[Assigned task] Output the material exactly, line by line.

[Source records]
⟨
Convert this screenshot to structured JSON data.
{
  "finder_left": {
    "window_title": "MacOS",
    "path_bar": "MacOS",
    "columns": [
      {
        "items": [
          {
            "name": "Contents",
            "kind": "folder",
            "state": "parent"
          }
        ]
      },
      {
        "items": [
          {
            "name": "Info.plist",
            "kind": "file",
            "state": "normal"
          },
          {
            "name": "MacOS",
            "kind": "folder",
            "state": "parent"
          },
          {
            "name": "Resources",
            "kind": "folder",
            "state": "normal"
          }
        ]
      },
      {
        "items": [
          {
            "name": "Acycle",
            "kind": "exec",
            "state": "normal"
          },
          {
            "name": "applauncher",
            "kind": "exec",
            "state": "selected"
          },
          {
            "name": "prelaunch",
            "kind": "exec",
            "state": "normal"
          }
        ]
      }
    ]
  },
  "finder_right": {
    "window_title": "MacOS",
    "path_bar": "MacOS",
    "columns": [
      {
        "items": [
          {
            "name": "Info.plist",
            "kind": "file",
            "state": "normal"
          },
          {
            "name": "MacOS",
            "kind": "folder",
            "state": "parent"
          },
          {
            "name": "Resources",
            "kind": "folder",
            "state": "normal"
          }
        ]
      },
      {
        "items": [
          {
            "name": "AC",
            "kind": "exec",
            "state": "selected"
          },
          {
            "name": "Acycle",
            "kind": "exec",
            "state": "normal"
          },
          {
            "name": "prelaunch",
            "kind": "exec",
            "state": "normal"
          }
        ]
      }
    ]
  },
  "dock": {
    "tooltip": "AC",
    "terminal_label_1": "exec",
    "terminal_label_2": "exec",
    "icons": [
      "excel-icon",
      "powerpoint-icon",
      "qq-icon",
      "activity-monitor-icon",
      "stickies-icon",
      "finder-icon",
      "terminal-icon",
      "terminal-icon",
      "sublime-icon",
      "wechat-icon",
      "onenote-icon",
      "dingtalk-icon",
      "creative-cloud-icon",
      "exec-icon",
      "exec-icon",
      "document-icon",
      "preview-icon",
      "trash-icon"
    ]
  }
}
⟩
[Worked solution]
Convert this screenshot to structured JSON data.
{
  "finder_left": {
    "window_title": "MacOS",
    "path_bar": "MacOS",
    "columns": [
      {
        "items": [
          {
            "name": "Contents",
            "kind": "folder",
            "state": "parent"
          }
        ]
      },
      {
        "items": [
          {
            "name": "Info.plist",
            "kind": "file",
            "state": "normal"
          },
          {
            "name": "MacOS",
            "kind": "folder",
            "state": "parent"
          },
          {
            "name": "Resources",
            "kind": "folder",
            "state": "normal"
          }
        ]
      },
      {
        "items": [
          {
            "name": "Acycle",
            "kind": "exec",
            "state": "normal"
          },
          {
            "name": "applauncher",
            "kind": "exec",
            "state": "selected"
          },
          {
            "name": "prelaunch",
            "kind": "exec",
            "state": "normal"
          }
        ]
      }
    ]
  },
  "finder_right": {
    "window_title": "MacOS",
    "path_bar": "MacOS",
    "columns": [
      {
        "items": [
          {
            "name": "Info.plist",
            "kind": "file",
            "state": "normal"
          },
          {
            "name": "MacOS",
            "kind": "folder",
            "state": "parent"
          },
          {
            "name": "Resources",
            "kind": "folder",
            "state": "normal"
          }
        ]
      },
      {
        "items": [
          {
            "name": "AC",
            "kind": "exec",
            "state": "selected"
          },
          {
            "name": "Acycle",
            "kind": "exec",
            "state": "normal"
          },
          {
            "name": "prelaunch",
            "kind": "exec",
            "state": "normal"
          }
        ]
      }
    ]
  },
  "dock": {
    "tooltip": "AC",
    "terminal_label_1": "exec",
    "terminal_label_2": "exec",
    "icons": [
      "excel-icon",
      "powerpoint-icon",
      "qq-icon",
      "activity-monitor-icon",
      "stickies-icon",
      "finder-icon",
      "terminal-icon",
      "terminal-icon",
      "sublime-icon",
      "wechat-icon",
      "onenote-icon",
      "dingtalk-icon",
      "creative-cloud-icon",
      "exec-icon",
      "exec-icon",
      "document-icon",
      "preview-icon",
      "trash-icon"
    ]
  }
}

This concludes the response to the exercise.